In 2010, the Global Environment Facility (GEF) and the United National Development Programme (UNDP), in partnership with the South African Department of Energy (DoE), conducted a techno-economic analysis and identified 12 residential appliances to be included in the country’s S&L programme. The table below lists the appliances selected, the Minimum Energy Performance Standard (MEPS), and the effective dates. A 2015 analysis undertaken by the Lawrence Berkeley National Laboratory estimated that, if implemented as expected, carbon savings from the S&L programme would amount to 2.1 million tonnes and 5.49 million tonnes of CO2 by 2020 and 2030. 

Figure 1.  Minimum Energy Performance Standards and the dates they went into effect for selected appliances in South Africa’s Standards and Labelling Programme.

To realise these benefits and maximise energy savings, the project team identified that the mandatory requirements (MEPS and a label) would need to be supported by the public. To this end, a detailed communication plan was developed in 2016 which is currently being implemented. The plan is built around three activities: 1) Website and social media; 2) Training of appliance retail sales staff; and 3) A nationwide mass media campaign.  

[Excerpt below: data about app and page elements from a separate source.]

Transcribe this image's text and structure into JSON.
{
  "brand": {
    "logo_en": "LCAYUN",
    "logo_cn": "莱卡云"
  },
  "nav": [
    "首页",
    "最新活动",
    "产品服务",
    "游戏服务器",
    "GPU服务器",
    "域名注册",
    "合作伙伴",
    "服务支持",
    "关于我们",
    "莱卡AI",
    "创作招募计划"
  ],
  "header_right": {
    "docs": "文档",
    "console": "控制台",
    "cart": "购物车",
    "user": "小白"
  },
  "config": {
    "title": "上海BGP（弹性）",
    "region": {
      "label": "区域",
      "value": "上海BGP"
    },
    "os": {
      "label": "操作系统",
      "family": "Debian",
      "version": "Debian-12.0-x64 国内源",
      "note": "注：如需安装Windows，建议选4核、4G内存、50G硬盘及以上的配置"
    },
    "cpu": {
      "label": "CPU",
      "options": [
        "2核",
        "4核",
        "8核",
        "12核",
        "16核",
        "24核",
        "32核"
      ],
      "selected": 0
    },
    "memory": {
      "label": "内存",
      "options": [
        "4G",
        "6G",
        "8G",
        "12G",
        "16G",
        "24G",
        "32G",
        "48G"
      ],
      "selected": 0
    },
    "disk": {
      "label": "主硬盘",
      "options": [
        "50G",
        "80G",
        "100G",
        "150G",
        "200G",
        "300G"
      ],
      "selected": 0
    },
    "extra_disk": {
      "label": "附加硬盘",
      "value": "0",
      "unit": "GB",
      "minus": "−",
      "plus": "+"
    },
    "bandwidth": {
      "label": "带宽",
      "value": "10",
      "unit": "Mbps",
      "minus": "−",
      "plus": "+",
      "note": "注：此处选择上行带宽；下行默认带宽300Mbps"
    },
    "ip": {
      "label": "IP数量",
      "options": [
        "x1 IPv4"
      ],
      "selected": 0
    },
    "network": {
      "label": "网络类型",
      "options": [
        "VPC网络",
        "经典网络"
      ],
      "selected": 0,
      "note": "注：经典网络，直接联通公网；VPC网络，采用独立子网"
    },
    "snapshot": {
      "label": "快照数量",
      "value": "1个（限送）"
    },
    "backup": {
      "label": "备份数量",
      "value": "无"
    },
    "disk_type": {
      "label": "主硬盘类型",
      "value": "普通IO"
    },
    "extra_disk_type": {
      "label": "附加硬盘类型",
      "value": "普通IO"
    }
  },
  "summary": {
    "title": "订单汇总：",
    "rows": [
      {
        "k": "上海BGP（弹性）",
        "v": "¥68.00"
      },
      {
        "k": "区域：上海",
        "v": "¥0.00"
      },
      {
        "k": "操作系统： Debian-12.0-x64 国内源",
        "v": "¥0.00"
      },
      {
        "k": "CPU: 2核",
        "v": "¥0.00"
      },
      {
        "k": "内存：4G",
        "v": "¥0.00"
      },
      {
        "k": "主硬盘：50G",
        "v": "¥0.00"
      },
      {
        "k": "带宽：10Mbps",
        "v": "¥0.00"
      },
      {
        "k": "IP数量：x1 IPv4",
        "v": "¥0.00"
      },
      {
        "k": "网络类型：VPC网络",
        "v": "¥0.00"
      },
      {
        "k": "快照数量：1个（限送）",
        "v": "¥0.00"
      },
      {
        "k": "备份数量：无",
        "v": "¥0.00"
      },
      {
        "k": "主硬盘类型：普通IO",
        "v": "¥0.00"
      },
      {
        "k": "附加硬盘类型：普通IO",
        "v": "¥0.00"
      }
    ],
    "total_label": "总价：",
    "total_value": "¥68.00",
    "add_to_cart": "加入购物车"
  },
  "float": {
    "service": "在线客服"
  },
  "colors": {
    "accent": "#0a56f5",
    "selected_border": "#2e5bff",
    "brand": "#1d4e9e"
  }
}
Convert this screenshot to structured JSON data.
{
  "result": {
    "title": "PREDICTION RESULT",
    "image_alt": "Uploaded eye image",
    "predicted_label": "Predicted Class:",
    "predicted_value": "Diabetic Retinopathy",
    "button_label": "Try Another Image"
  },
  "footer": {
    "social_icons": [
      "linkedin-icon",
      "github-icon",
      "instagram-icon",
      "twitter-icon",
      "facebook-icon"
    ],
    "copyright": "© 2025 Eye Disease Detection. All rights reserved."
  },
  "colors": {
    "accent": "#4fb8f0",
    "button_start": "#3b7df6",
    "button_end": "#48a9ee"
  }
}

Website and social media

The website (www.savingenergy.org.za) and social media (which can be accessed via the website) were launched in November 2017 and target individual appliance consumers.  Both are managed by an external media company that creates new content on a weekly basis to continuously engage viewers and prepare for the mass media campaign.

Figure 2.  Social media campaign for the S&L programme, which promotes awareness of the South African Energy Efficiency Label. 

Training for retail staff

In parallel, the project organised training for employees of the country’s major appliance retailers. Providing one-off training was deemed to be an ineffective approach for a range of reasons, including: large numbers of staff and high turnover rates; poor replicability; high training costs; and other practical factors. To overcome these challenges, training material was developed and made freely available via an online portal. Retailers were invited to attend one of nine national “train the trainer” workshops, resulting in over 250 sales managers being trained. The rationale behind S&L, mandatory obligations, and techniques on how to use the energy label as a sales and marketing tool, were covered in the training.

Mass media campaign

To complement the first two activities, a nationwide mass media campaign will commence in March 2018. The media campaign is anchored around government spokespersons explaining the benefits of the programme on television and radio. Newspapers advertising will also fall into the broader sphere of the campaign as well as advertising through in-store promotional adverts.

Through these awareness-raising activities, the project aims to ultimately change the way individuals choose appliances in South Africa to favour energy efficient options. Building broad understanding of appliance energy efficiency among consumers and retailers will contribute to achieving long-term shifts in individual purchasing behaviour, paving the way for more sustainable growth in South Africa.



Theo Covary is a Project Manager at the United Nations Development Programme and coordinates the development and implementation of South Africa’s Standards and Labelling Programme.